Pynchon, though, is different. Just as a giant is distinguished not only by his height, but by his curious phrenology, the otherworldly proportions he displays in his limbs and hands and feet, so too are Pynchon's novels marked even at the level of the chapter, the paragraph, the sentence, as the mutants that they are.
An artist's rendering of AGAINST THE DAY alongside two other novels
As readers may remember, I embarked on my ill-advised journey into the giant's mountain cave back in December, when I began reading AGAINST THE DAY. I am sad to report that after two full months, I am only halfway through the novel(lum), and no closer to unlocking many of its mysteries.
AGAINST THE DAY is not just a historical novel, but a novel about the past: about innocence, about boys' adventure novels, about the legacy of parents on their children. And about time travel, let's not forget that. We move through its pages like these ghostly visitors from a tainted, darker future, unable to quite touch the characters who -- with their blazing red hair or their uncorrupted sensual passions or their inescapable missions or their half-mystical scientific theories -- seem to fly through the world fueled only by air and wonder.
What is this book about? Icelandic spar. Revenge. Two women named Estrella. Anarchy, dynamite. A family of magicians. A dog who reads. The World's Fair. A zeppelin. A harmonica academy. Venice. A vehicle that explores under sand. Eternal youth. Photography. An avalanche. A weapon based on time.
I am not going to lie to you: it is very difficult to follow the "story" of AGAINST THE DAY. There are several threads I can think of off the top of my head: the story of the Traverse family, headed by patriarch Webb, an anarchist bomber, whose children Reef, Kit, Frank, and Lake scatter in all directions after his untimely passing; Dally Rideout, whose father Merle raises her when her mother runs off to form a new family with impresario Zombini the Mysterious; the
Fraternity of the Venturesome Chums of Chance, a crack team of do-gooders who, it's strongly implied, are at least in part fictional; Lew Basnight, an amnesiac detective who uses explosives as a recreational drug and pals around with Englishmen Neville and Nigel; Yashmeen Halfcourt, a beautiful mathematician -- and on and on. And, as I suggested before, these stories hardly break down into managable fictive units. Characters appear in passing, then return to dominate a section or chapter; Pynchon lavishes detail on settings that, like the World's Fair, are rapidly dismantled before they can ever be fully explored. Reading this book is an exhausting experience.

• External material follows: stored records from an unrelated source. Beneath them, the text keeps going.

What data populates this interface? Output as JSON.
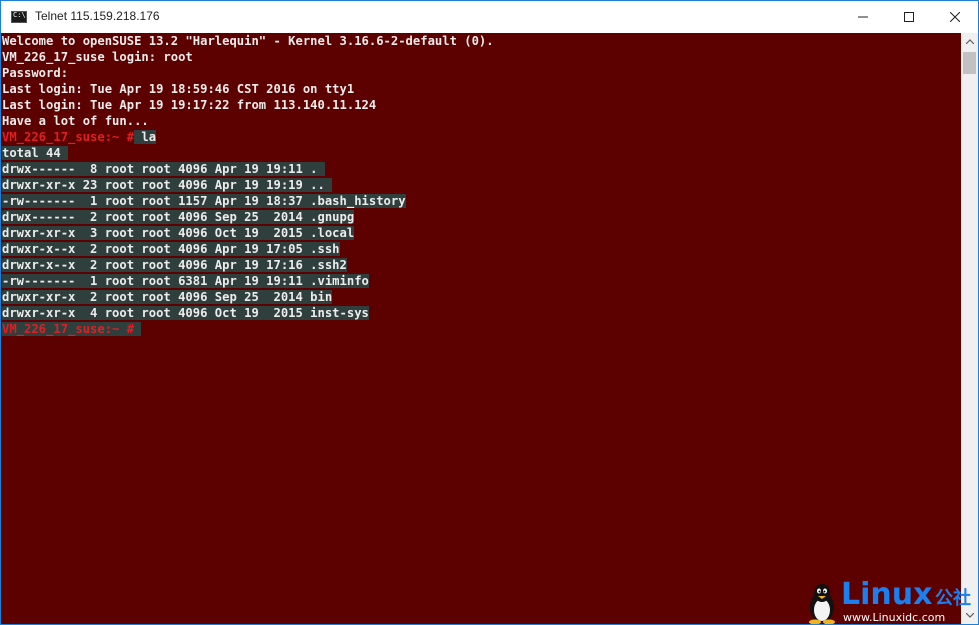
{
  "window": {
    "title": "Telnet 115.159.218.176"
  },
  "terminal": {
    "lines": [
      {
        "text": "Welcome to openSUSE 13.2 \"Harlequin\" - Kernel 3.16.6-2-default (0).",
        "type": "normal"
      },
      {
        "text": "VM_226_17_suse login: root",
        "type": "normal"
      },
      {
        "text": "Password:",
        "type": "normal"
      },
      {
        "text": "Last login: Tue Apr 19 18:59:46 CST 2016 on tty1",
        "type": "normal"
      },
      {
        "text": "Last login: Tue Apr 19 19:17:22 from 113.140.11.124",
        "type": "normal"
      },
      {
        "text": "Have a lot of fun...",
        "type": "normal"
      },
      {
        "prompt": "VM_226_17_suse:~ #",
        "command": " la",
        "type": "prompt-command"
      },
      {
        "text": "total 44 ",
        "type": "selected"
      },
      {
        "text": "drwx------  8 root root 4096 Apr 19 19:11 . ",
        "type": "selected"
      },
      {
        "text": "drwxr-xr-x 23 root root 4096 Apr 19 19:19 .. ",
        "type": "selected"
      },
      {
        "text": "-rw-------  1 root root 1157 Apr 19 18:37 .bash_history",
        "type": "selected"
      },
      {
        "text": "drwx------  2 root root 4096 Sep 25  2014 .gnupg",
        "type": "selected"
      },
      {
        "text": "drwxr-xr-x  3 root root 4096 Oct 19  2015 .local",
        "type": "selected"
      },
      {
        "text": "drwxr-x--x  2 root root 4096 Apr 19 17:05 .ssh",
        "type": "selected"
      },
      {
        "text": "drwxr-x--x  2 root root 4096 Apr 19 17:16 .ssh2",
        "type": "selected"
      },
      {
        "text": "-rw-------  1 root root 6381 Apr 19 19:11 .viminfo",
        "type": "selected"
      },
      {
        "text": "drwxr-xr-x  2 root root 4096 Sep 25  2014 bin",
        "type": "selected"
      },
      {
        "text": "drwxr-xr-x  4 root root 4096 Oct 19  2015 inst-sys",
        "type": "selected"
      },
      {
        "prompt": "VM_226_17_suse:~ #",
        "command": " ",
        "type": "prompt-selected"
      }
    ]
  },
  "watermark": {
    "brand": "Linux",
    "cn": "公社",
    "url": "www.Linuxidc.com"
  },
  "colors": {
    "terminal_bg": "#5c0000",
    "text": "#ececec",
    "prompt": "#e02020",
    "selection": "#2f3f3e",
    "accent": "#1c7ff0"
  },
  "icons": {
    "app": "console-icon",
    "minimize": "minimize-icon",
    "maximize": "maximize-icon",
    "close": "close-icon"
  }
}
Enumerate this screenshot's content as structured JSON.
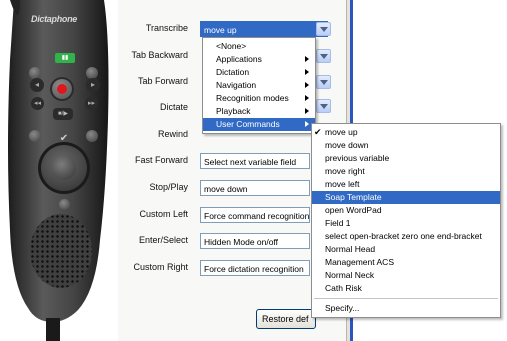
{
  "brand": "Dictaphone",
  "rows": [
    {
      "label": "Transcribe",
      "value": "move up"
    },
    {
      "label": "Tab Backward",
      "value": ""
    },
    {
      "label": "Tab Forward",
      "value": ""
    },
    {
      "label": "Dictate",
      "value": ""
    },
    {
      "label": "Rewind",
      "value": ""
    },
    {
      "label": "Fast Forward",
      "value": "Select next variable field"
    },
    {
      "label": "Stop/Play",
      "value": "move down"
    },
    {
      "label": "Custom Left",
      "value": "Force command recognition"
    },
    {
      "label": "Enter/Select",
      "value": "Hidden Mode on/off"
    },
    {
      "label": "Custom Right",
      "value": "Force dictation recognition"
    }
  ],
  "category_menu": [
    {
      "label": "<None>",
      "submenu": false
    },
    {
      "label": "Applications",
      "submenu": true
    },
    {
      "label": "Dictation",
      "submenu": true
    },
    {
      "label": "Navigation",
      "submenu": true
    },
    {
      "label": "Recognition modes",
      "submenu": true
    },
    {
      "label": "Playback",
      "submenu": true
    },
    {
      "label": "User Commands",
      "submenu": true,
      "highlighted": true
    }
  ],
  "commands_menu": [
    {
      "label": "move up",
      "checked": true
    },
    {
      "label": "move down"
    },
    {
      "label": "previous variable"
    },
    {
      "label": "move right"
    },
    {
      "label": "move left"
    },
    {
      "label": "Soap Template",
      "highlighted": true
    },
    {
      "label": "open WordPad"
    },
    {
      "label": "Field 1"
    },
    {
      "label": "select open-bracket zero one end-bracket"
    },
    {
      "label": "Normal Head"
    },
    {
      "label": "Management ACS"
    },
    {
      "label": "Normal Neck"
    },
    {
      "label": "Cath Risk"
    }
  ],
  "specify_label": "Specify...",
  "restore_button": "Restore def",
  "colors": {
    "highlight": "#316ac5",
    "device_body": "#3a3a3a",
    "record": "#e0161f",
    "led": "#2fb34a"
  }
}
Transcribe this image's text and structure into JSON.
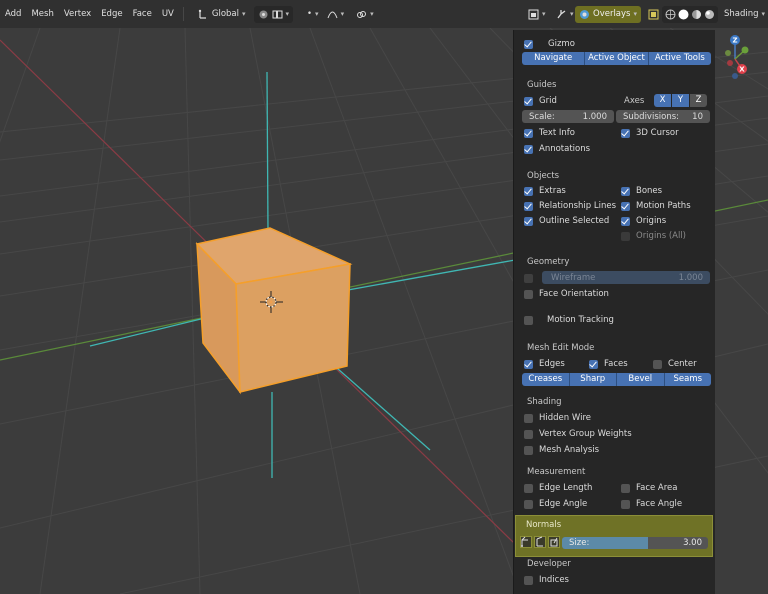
{
  "header": {
    "menu": [
      "Add",
      "Mesh",
      "Vertex",
      "Edge",
      "Face",
      "UV"
    ],
    "transform_orientation": "Global",
    "overlays_label": "Overlays",
    "shading_label": "Shading"
  },
  "gizmo_axes": {
    "z": "Z",
    "x": "X"
  },
  "panel": {
    "gizmo": {
      "label": "Gizmo",
      "buttons": [
        "Navigate",
        "Active Object",
        "Active Tools"
      ]
    },
    "guides": {
      "title": "Guides",
      "grid_label": "Grid",
      "axes_label": "Axes",
      "axes": [
        "X",
        "Y",
        "Z"
      ],
      "scale_label": "Scale:",
      "scale_value": "1.000",
      "subdiv_label": "Subdivisions:",
      "subdiv_value": "10",
      "text_info": "Text Info",
      "cursor_3d": "3D Cursor",
      "annotations": "Annotations"
    },
    "objects": {
      "title": "Objects",
      "extras": "Extras",
      "bones": "Bones",
      "relationship_lines": "Relationship Lines",
      "motion_paths": "Motion Paths",
      "outline_selected": "Outline Selected",
      "origins": "Origins",
      "origins_all": "Origins (All)"
    },
    "geometry": {
      "title": "Geometry",
      "wireframe_label": "Wireframe",
      "wireframe_value": "1.000",
      "face_orientation": "Face Orientation"
    },
    "motion_tracking": "Motion Tracking",
    "mesh_edit": {
      "title": "Mesh Edit Mode",
      "edges": "Edges",
      "faces": "Faces",
      "center": "Center",
      "buttons": [
        "Creases",
        "Sharp",
        "Bevel",
        "Seams"
      ]
    },
    "shading": {
      "title": "Shading",
      "hidden_wire": "Hidden Wire",
      "vertex_group_weights": "Vertex Group Weights",
      "mesh_analysis": "Mesh Analysis"
    },
    "measurement": {
      "title": "Measurement",
      "edge_length": "Edge Length",
      "face_area": "Face Area",
      "edge_angle": "Edge Angle",
      "face_angle": "Face Angle"
    },
    "normals": {
      "title": "Normals",
      "size_label": "Size:",
      "size_value": "3.00"
    },
    "developer": {
      "title": "Developer",
      "indices": "Indices"
    }
  }
}
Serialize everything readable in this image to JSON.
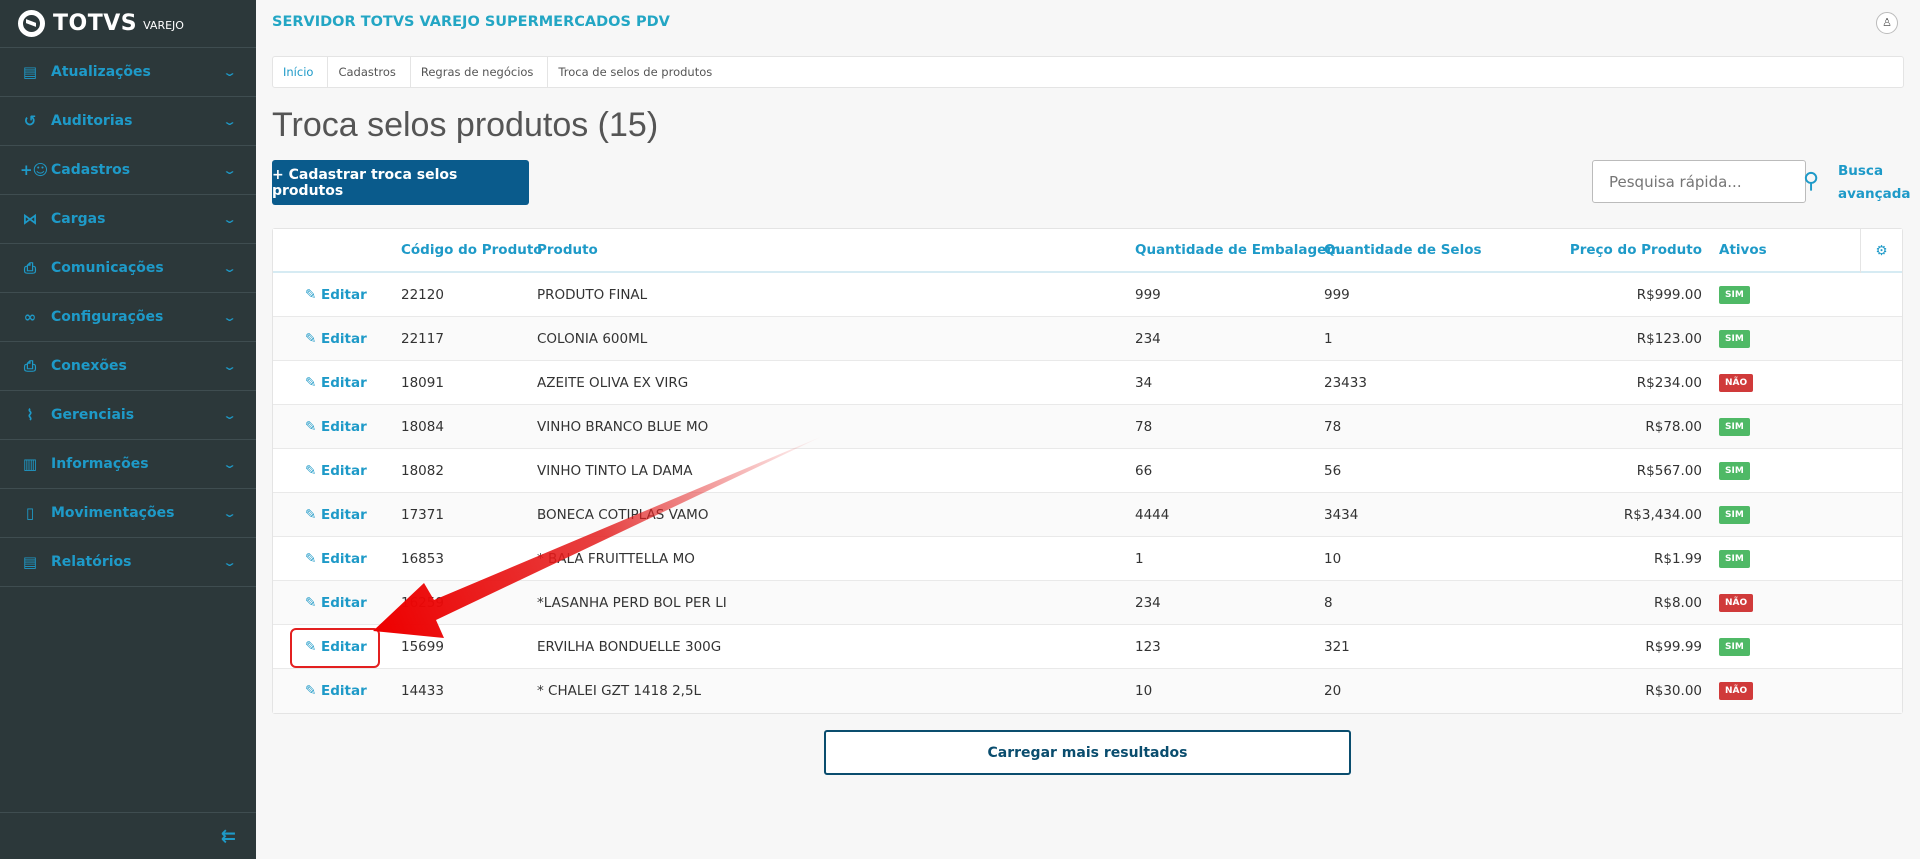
{
  "sidebar": {
    "logo": "TOTVS",
    "logo_sub": "VAREJO",
    "items": [
      {
        "label": "Atualizações",
        "icon": "server-icon",
        "glyph": "▤"
      },
      {
        "label": "Auditorias",
        "icon": "history-icon",
        "glyph": "↺"
      },
      {
        "label": "Cadastros",
        "icon": "add-user-icon",
        "glyph": "+☺"
      },
      {
        "label": "Cargas",
        "icon": "share-icon",
        "glyph": "⋈"
      },
      {
        "label": "Comunicações",
        "icon": "file-upload-icon",
        "glyph": "⎙"
      },
      {
        "label": "Configurações",
        "icon": "link-icon",
        "glyph": "∞"
      },
      {
        "label": "Conexões",
        "icon": "file-sync-icon",
        "glyph": "⎙"
      },
      {
        "label": "Gerenciais",
        "icon": "chart-icon",
        "glyph": "⌇"
      },
      {
        "label": "Informações",
        "icon": "building-icon",
        "glyph": "▥"
      },
      {
        "label": "Movimentações",
        "icon": "clipboard-icon",
        "glyph": "▯"
      },
      {
        "label": "Relatórios",
        "icon": "document-icon",
        "glyph": "▤"
      }
    ],
    "collapse_glyph": "⇇"
  },
  "header": {
    "server": "SERVIDOR TOTVS VAREJO SUPERMERCADOS PDV",
    "avatar": "♙"
  },
  "breadcrumb": [
    "Início",
    "Cadastros",
    "Regras de negócios",
    "Troca de selos de produtos"
  ],
  "page": {
    "title": "Troca selos produtos (15)",
    "add_button": "+  Cadastrar troca selos produtos",
    "search_placeholder": "Pesquisa rápida...",
    "advanced_1": "Busca",
    "advanced_2": "avançada",
    "load_more": "Carregar mais resultados"
  },
  "table": {
    "columns": [
      "",
      "Código do Produto",
      "Produto",
      "Quantidade de Embalagem",
      "Quantidade de Selos",
      "Preço do Produto",
      "Ativos"
    ],
    "edit_label": "✎ Editar",
    "rows": [
      [
        "22120",
        "PRODUTO FINAL",
        "999",
        "999",
        "R$999.00",
        "SIM"
      ],
      [
        "22117",
        "COLONIA 600ML",
        "234",
        "1",
        "R$123.00",
        "SIM"
      ],
      [
        "18091",
        "AZEITE OLIVA EX VIRG",
        "34",
        "23433",
        "R$234.00",
        "NÃO"
      ],
      [
        "18084",
        "VINHO BRANCO BLUE MO",
        "78",
        "78",
        "R$78.00",
        "SIM"
      ],
      [
        "18082",
        "VINHO TINTO LA DAMA",
        "66",
        "56",
        "R$567.00",
        "SIM"
      ],
      [
        "17371",
        "BONECA COTIPLAS VAMO",
        "4444",
        "3434",
        "R$3,434.00",
        "SIM"
      ],
      [
        "16853",
        "* BALA FRUITTELLA MO",
        "1",
        "10",
        "R$1.99",
        "SIM"
      ],
      [
        "16259",
        "*LASANHA PERD BOL PER LI",
        "234",
        "8",
        "R$8.00",
        "NÃO"
      ],
      [
        "15699",
        "ERVILHA BONDUELLE 300G",
        "123",
        "321",
        "R$99.99",
        "SIM"
      ],
      [
        "14433",
        "* CHALEI GZT 1418 2,5L",
        "10",
        "20",
        "R$30.00",
        "NÃO"
      ]
    ]
  },
  "colors": {
    "sidebar": "#2c383a",
    "accent": "#1e9ac8",
    "primary": "#0a5b8c",
    "sim": "#4fb966",
    "nao": "#d03a3a",
    "annotation": "#e32020"
  }
}
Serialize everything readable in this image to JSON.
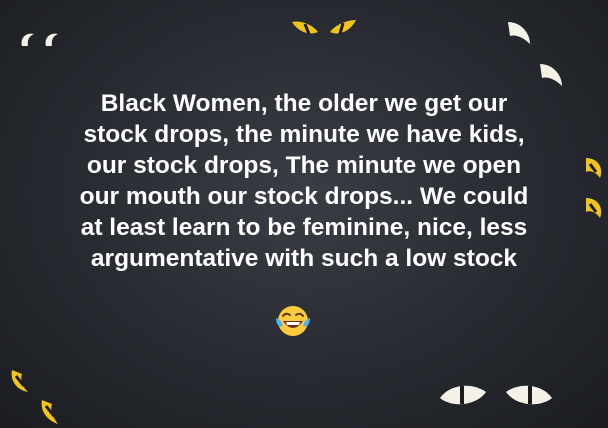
{
  "post": {
    "lines": [
      "Black Women, the older we get our",
      "stock drops, the minute we have kids,",
      "our stock drops, The minute we open",
      "our mouth our stock drops... We could",
      "at least learn to be feminine, nice, less",
      "argumentative with such a low stock"
    ],
    "emoji": "tears-of-joy-emoji"
  },
  "background": {
    "theme": "dark with glowing eyes",
    "eye_color": "#f0c419",
    "white_eye_color": "#f4f1e6"
  }
}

And yet. I went away over the weekend, and on the train struggled through some fifty or so pages of this novel, only to set it aside. I felt frustrated that I had not finished the book yet, that I wasn't even close, and that it seemed like I would need to start from the beginning as soon as I finished, if I wanted to be able to comment meaningfully on it. I planned this blog post to be a tombstone to the reading project, an admission of defeat, a white flag raised to the forces of the forty-hour work week and the Playstation 3. And yet. On the train ride back, I read another novel, one I'll talk about in the next post, perhaps, a light, approachable novel about cakes and high school, and it happened to me again. That old feeling, the same one I had after finishing GRAVITY'S RAINBOW: the feeling that next to Pynchon, nothing has substance, nothing has depth. And it drove me back to AGAINST THE DAY.
Because next to Pynchon, everyone looks like a midget.